* Task brief
When a line below contains the word "VLANs", copy that line.

(Excerpts from an interface dataset)
.....

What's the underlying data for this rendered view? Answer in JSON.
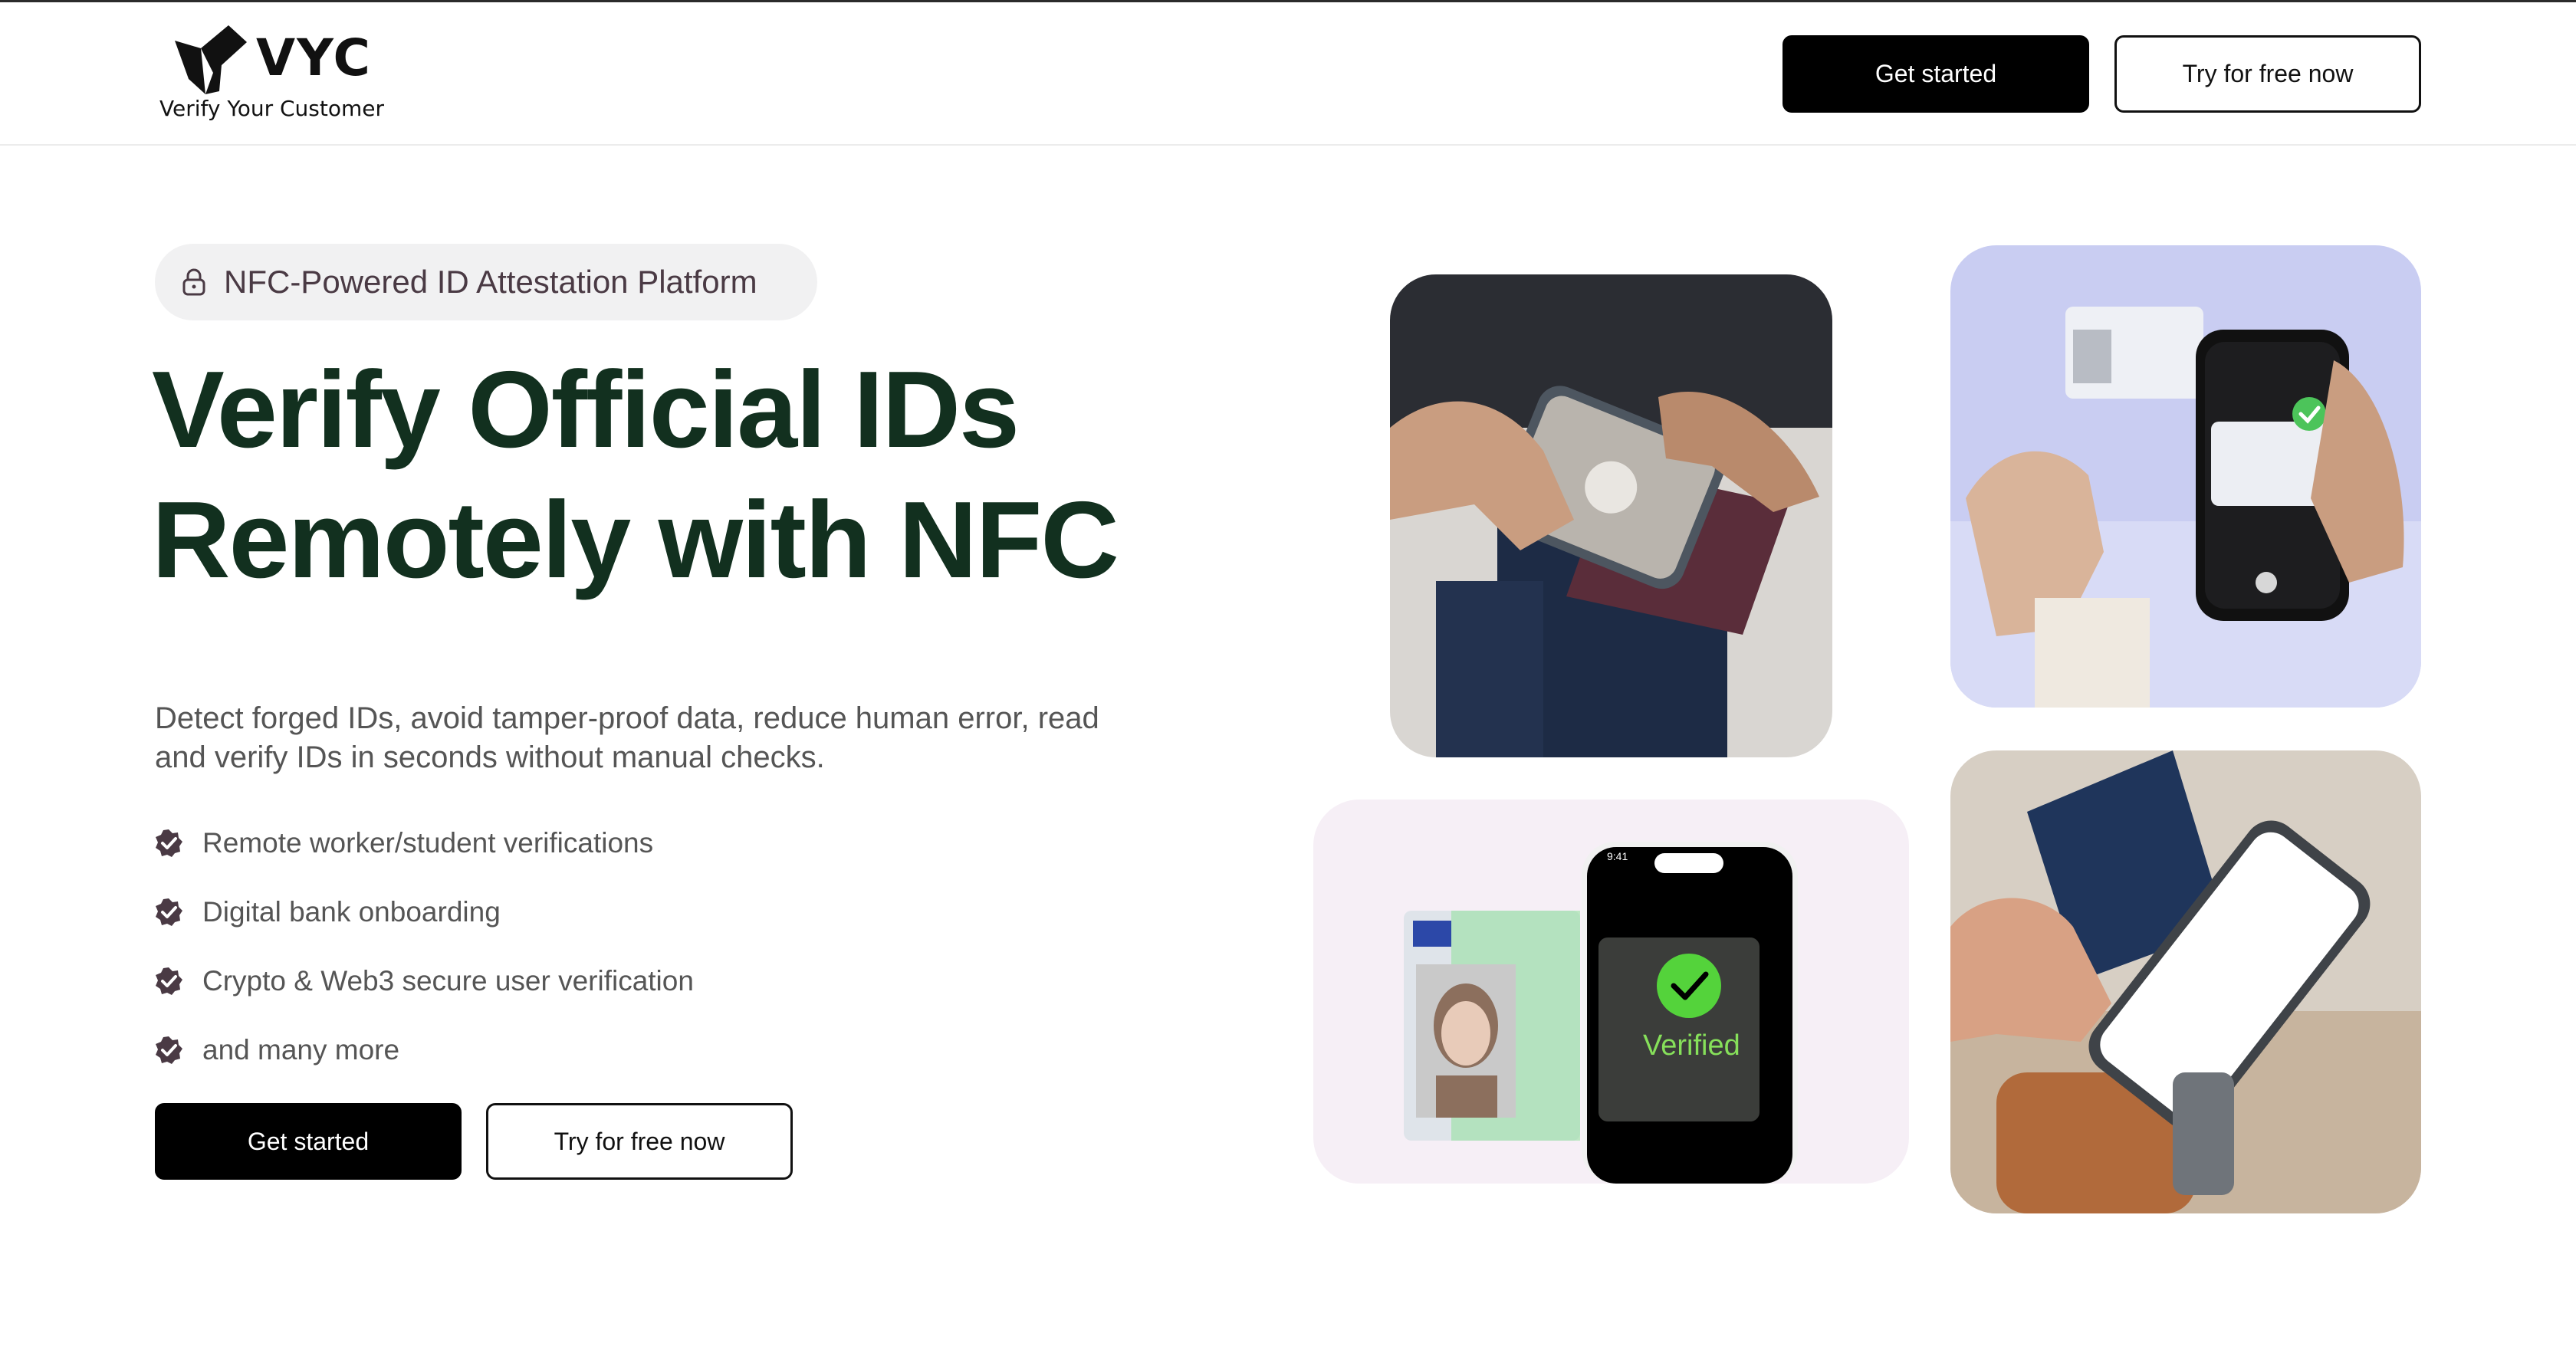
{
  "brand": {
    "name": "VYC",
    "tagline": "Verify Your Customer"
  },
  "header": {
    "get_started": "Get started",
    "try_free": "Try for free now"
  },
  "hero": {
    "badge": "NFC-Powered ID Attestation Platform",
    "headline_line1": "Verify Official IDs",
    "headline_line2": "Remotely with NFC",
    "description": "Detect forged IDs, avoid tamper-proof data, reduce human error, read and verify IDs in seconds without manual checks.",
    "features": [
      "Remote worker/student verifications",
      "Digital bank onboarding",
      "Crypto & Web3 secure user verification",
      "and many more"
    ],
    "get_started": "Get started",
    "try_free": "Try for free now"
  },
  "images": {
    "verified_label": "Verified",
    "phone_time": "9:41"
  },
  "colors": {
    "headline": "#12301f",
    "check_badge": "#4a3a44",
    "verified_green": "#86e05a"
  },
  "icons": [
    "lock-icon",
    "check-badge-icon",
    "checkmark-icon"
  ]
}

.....

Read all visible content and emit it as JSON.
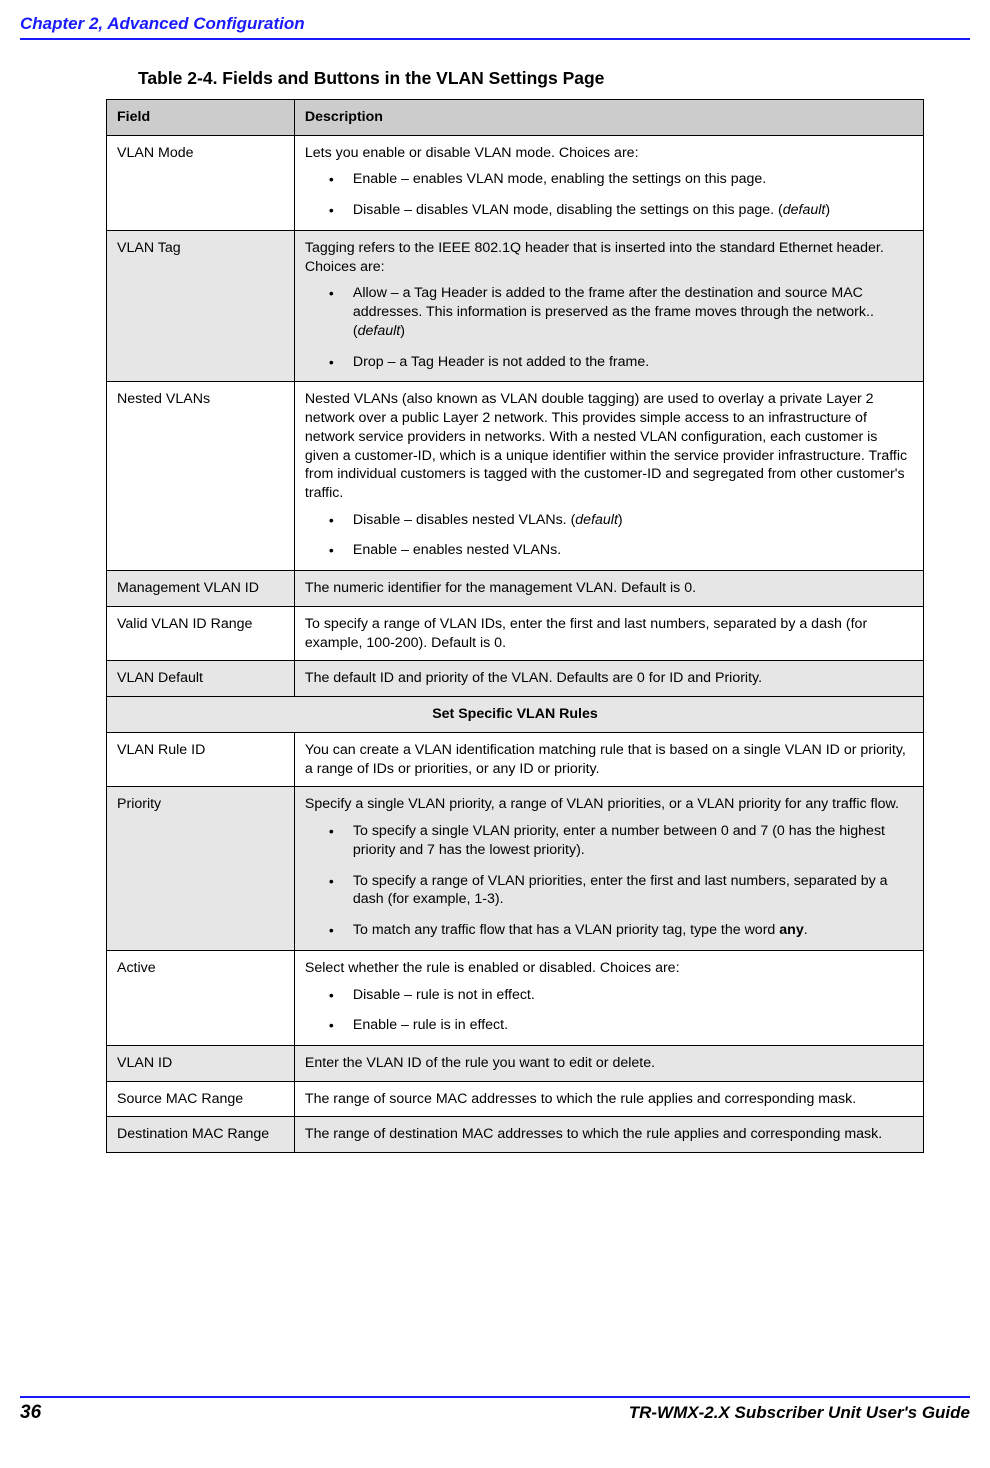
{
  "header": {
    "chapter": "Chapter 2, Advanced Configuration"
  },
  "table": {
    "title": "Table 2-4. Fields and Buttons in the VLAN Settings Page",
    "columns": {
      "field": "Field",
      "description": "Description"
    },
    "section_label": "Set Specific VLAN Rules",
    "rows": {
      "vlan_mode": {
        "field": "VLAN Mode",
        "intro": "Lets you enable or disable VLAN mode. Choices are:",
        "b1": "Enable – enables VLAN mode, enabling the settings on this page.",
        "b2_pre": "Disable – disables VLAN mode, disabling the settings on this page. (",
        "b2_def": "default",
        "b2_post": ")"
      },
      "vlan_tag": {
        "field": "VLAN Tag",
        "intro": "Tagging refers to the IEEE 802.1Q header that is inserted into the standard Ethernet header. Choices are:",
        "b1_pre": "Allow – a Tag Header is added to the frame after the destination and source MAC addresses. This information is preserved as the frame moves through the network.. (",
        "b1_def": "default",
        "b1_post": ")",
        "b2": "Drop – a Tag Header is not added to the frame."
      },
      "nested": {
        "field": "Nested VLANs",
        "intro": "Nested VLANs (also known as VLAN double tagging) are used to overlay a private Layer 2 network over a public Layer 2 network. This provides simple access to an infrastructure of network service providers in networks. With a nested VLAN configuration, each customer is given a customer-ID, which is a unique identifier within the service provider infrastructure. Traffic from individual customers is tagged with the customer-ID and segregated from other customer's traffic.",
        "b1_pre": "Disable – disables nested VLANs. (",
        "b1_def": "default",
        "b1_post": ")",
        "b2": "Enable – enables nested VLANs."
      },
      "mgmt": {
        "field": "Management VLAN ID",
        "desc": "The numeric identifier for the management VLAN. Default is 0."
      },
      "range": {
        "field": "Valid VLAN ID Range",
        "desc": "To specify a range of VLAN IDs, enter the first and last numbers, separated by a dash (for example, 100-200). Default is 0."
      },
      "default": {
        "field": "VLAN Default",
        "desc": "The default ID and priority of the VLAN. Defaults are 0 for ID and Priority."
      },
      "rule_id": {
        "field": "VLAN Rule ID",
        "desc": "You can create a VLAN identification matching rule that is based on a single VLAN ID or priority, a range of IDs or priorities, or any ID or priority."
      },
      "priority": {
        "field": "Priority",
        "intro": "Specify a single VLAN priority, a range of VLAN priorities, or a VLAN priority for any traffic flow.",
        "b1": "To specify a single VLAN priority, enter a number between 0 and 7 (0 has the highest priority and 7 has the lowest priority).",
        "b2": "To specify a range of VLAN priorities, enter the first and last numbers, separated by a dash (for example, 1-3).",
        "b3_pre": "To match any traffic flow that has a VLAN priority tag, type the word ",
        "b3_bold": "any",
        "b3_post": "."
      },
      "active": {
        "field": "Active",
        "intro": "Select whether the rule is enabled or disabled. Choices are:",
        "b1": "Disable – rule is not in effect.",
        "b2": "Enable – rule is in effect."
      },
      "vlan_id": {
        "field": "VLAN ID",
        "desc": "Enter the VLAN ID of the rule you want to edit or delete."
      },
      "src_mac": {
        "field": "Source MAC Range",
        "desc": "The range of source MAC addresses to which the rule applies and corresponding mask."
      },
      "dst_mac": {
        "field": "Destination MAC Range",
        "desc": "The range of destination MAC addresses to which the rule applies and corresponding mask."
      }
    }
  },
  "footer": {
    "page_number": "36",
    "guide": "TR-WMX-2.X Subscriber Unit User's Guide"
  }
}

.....

* Solution to this exercise
        "field": "Nested VLANs",
        "intro": "Nested VLANs (also known as VLAN double tagging) are used to overlay a private Layer 2 network over a public Layer 2 network. This provides simple access to an infrastructure of network service providers in networks. With a nested VLAN configuration, each customer is given a customer-ID, which is a unique identifier within the service provider infrastructure. Traffic from individual customers is tagged with the customer-ID and segregated from other customer's traffic.",
        "b1_pre": "Disable – disables nested VLANs. (",
        "b2": "Enable – enables nested VLANs."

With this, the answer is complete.